● PROBLEM TO WORK ON:
How many lines of the entries hold the string "subject"? Reply with the number alone.

Page and application data records:
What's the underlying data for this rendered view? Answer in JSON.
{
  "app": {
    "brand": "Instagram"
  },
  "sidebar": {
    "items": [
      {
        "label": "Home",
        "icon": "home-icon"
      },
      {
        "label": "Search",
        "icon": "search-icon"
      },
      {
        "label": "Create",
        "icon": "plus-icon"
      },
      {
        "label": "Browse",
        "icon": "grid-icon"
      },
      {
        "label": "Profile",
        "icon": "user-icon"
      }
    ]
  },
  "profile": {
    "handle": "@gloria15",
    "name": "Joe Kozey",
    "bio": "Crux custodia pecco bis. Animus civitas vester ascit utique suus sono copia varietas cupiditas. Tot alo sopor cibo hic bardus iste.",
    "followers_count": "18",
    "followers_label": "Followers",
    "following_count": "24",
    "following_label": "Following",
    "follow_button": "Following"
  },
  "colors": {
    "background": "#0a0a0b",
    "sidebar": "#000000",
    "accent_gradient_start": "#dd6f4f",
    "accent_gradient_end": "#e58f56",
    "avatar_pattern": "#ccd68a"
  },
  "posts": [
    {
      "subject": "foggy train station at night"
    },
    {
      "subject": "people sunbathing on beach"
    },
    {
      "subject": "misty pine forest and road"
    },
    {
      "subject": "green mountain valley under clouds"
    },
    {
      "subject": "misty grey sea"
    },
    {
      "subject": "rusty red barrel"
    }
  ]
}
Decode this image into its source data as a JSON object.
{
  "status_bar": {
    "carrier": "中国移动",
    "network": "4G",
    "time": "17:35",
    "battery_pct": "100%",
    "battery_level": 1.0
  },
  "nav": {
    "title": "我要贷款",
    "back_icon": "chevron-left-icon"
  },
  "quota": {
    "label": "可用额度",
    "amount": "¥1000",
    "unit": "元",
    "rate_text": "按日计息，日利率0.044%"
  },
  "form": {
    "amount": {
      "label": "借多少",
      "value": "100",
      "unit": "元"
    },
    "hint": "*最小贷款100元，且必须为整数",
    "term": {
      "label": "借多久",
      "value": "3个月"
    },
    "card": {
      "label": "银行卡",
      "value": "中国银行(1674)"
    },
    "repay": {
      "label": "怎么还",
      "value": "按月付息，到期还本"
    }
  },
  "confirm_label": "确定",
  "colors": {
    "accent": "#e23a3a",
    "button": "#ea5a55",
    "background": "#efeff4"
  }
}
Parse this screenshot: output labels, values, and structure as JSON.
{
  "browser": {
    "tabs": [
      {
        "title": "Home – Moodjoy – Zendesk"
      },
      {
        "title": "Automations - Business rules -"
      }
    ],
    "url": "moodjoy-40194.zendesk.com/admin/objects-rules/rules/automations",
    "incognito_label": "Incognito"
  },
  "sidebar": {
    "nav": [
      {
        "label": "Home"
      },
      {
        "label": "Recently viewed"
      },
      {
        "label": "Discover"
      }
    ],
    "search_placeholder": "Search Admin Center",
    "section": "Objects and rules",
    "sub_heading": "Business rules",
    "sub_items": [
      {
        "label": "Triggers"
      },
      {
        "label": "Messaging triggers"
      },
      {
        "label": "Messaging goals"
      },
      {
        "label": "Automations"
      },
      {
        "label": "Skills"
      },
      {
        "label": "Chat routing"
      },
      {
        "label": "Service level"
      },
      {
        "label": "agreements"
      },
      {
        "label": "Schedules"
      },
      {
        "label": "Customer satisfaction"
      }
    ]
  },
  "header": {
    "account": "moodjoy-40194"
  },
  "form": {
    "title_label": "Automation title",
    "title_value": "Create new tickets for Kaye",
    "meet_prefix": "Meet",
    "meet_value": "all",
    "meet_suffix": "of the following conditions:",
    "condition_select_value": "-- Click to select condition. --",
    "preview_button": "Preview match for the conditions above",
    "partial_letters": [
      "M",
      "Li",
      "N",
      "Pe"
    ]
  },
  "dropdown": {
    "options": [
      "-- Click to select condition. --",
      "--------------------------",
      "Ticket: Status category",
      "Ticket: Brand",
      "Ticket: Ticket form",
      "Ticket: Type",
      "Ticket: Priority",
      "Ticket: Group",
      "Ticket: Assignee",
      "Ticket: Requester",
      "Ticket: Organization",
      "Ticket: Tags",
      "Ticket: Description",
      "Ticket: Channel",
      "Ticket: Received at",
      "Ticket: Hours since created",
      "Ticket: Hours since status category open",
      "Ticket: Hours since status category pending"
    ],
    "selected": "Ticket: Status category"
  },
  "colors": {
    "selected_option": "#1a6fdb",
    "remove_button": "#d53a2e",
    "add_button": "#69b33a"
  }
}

● RESULT OF THE EXERCISE:
6